Material shown
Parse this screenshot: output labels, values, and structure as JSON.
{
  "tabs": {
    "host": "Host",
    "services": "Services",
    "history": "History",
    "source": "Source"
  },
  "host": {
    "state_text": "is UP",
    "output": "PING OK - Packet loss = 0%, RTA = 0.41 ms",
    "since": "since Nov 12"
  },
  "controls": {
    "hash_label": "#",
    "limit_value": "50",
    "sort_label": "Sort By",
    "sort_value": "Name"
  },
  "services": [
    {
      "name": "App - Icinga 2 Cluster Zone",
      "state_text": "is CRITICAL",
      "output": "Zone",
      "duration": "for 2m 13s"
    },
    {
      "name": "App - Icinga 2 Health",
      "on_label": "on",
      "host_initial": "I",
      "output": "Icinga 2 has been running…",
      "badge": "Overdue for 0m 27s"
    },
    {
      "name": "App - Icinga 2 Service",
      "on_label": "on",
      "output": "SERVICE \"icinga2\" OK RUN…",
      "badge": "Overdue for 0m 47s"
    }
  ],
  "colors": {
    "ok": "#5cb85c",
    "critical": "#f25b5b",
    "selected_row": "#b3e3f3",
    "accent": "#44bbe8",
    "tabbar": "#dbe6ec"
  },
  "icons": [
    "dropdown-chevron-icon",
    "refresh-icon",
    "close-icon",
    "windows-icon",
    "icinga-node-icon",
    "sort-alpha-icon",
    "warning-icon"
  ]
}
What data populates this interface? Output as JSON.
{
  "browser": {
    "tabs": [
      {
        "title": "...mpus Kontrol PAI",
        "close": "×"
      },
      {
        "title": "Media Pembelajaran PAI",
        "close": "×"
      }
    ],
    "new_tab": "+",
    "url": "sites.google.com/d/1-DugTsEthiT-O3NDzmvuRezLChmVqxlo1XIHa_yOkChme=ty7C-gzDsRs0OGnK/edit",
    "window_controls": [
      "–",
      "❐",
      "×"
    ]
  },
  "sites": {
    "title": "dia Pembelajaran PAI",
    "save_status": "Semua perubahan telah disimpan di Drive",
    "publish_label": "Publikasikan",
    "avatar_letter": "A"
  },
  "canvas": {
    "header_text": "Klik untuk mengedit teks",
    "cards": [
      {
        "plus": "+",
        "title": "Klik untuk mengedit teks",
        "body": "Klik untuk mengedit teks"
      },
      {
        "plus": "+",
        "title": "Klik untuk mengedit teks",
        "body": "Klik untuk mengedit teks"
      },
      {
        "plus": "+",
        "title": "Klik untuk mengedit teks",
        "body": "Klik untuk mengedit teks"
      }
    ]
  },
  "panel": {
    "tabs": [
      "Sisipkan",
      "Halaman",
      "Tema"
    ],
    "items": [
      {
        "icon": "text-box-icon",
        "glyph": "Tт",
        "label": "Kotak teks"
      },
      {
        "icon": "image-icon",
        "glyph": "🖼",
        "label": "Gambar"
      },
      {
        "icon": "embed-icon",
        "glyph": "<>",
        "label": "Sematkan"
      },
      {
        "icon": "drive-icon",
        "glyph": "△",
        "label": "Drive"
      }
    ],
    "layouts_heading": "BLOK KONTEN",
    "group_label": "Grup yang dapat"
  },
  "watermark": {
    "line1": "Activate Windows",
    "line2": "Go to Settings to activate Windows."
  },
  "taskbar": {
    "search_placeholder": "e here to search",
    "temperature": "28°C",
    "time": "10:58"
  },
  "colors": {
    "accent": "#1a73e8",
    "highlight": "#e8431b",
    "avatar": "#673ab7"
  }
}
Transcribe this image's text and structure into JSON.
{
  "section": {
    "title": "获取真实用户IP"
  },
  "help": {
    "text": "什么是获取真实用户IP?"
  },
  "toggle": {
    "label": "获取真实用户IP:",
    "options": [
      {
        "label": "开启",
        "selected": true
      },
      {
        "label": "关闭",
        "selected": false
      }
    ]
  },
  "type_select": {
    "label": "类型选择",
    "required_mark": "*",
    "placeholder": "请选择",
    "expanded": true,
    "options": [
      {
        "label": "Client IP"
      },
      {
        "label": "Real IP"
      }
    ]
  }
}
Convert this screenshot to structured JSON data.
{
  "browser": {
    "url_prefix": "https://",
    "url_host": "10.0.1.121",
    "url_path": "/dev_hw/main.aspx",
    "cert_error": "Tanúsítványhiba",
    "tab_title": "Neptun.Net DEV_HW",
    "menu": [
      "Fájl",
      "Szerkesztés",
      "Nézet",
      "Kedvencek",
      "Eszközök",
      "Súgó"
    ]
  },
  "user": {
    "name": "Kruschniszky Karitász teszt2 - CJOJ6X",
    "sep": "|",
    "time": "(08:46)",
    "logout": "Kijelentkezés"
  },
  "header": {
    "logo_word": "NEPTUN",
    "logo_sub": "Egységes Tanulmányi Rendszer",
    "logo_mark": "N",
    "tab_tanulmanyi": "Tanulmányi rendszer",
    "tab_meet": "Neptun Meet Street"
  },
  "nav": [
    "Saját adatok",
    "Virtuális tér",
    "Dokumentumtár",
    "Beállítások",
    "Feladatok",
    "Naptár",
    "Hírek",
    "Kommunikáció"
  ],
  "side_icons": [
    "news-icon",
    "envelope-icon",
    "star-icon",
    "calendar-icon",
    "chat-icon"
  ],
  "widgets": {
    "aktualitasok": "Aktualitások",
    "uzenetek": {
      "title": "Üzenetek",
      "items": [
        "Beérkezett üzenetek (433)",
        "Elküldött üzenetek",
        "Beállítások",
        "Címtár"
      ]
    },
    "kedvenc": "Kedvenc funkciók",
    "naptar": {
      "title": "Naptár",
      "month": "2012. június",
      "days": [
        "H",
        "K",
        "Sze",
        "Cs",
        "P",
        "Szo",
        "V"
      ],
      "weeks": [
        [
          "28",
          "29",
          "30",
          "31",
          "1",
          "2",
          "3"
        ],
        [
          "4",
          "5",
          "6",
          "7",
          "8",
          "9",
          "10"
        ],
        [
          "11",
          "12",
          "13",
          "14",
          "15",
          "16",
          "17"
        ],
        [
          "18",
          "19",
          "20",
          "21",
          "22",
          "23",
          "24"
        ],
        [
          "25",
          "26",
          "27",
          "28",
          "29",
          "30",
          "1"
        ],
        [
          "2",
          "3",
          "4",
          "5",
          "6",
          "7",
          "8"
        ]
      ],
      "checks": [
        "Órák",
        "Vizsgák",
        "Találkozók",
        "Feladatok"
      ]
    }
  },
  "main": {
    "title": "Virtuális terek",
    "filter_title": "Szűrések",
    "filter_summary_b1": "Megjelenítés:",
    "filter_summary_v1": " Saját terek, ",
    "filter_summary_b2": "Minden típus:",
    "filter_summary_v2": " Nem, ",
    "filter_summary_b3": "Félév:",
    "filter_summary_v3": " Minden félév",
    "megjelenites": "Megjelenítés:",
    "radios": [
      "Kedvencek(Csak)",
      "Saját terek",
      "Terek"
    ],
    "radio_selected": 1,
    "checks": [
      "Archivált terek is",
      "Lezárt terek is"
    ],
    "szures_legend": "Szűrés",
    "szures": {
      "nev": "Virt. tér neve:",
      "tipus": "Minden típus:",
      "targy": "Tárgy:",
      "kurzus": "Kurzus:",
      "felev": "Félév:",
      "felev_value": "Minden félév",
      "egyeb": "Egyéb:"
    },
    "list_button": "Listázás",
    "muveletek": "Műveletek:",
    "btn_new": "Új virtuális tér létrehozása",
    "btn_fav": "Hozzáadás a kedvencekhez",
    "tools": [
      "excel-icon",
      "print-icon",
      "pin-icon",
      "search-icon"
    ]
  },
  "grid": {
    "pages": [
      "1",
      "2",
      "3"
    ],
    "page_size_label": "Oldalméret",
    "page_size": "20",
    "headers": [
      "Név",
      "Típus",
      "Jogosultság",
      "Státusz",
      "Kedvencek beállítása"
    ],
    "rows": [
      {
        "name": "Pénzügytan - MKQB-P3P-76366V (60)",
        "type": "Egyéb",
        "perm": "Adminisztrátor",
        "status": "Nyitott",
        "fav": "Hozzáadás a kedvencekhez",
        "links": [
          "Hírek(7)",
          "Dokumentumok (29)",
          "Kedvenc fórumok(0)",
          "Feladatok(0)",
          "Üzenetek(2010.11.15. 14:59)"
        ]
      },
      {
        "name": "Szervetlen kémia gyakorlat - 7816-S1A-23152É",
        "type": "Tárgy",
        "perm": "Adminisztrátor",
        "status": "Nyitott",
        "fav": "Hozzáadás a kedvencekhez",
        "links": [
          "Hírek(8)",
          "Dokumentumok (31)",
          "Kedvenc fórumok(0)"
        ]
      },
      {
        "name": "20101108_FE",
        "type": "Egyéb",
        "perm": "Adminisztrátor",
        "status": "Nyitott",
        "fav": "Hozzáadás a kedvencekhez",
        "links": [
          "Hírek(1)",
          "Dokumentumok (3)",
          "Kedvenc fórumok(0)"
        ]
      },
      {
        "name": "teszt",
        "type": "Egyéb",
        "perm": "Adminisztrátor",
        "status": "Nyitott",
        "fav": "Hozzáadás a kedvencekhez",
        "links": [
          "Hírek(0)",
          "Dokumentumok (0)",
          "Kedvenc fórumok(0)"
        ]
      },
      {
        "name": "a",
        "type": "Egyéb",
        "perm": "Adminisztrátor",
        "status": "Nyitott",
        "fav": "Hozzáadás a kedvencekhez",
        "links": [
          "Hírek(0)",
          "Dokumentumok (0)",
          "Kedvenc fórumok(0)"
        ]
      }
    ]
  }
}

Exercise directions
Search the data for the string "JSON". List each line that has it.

Result for this task
Parse this screenshot: output labels, values, and structure as JSON.
What data populates this interface? Output as JSON.
Transcribe this image's text and structure into JSON.
Convert this screenshot to structured JSON data.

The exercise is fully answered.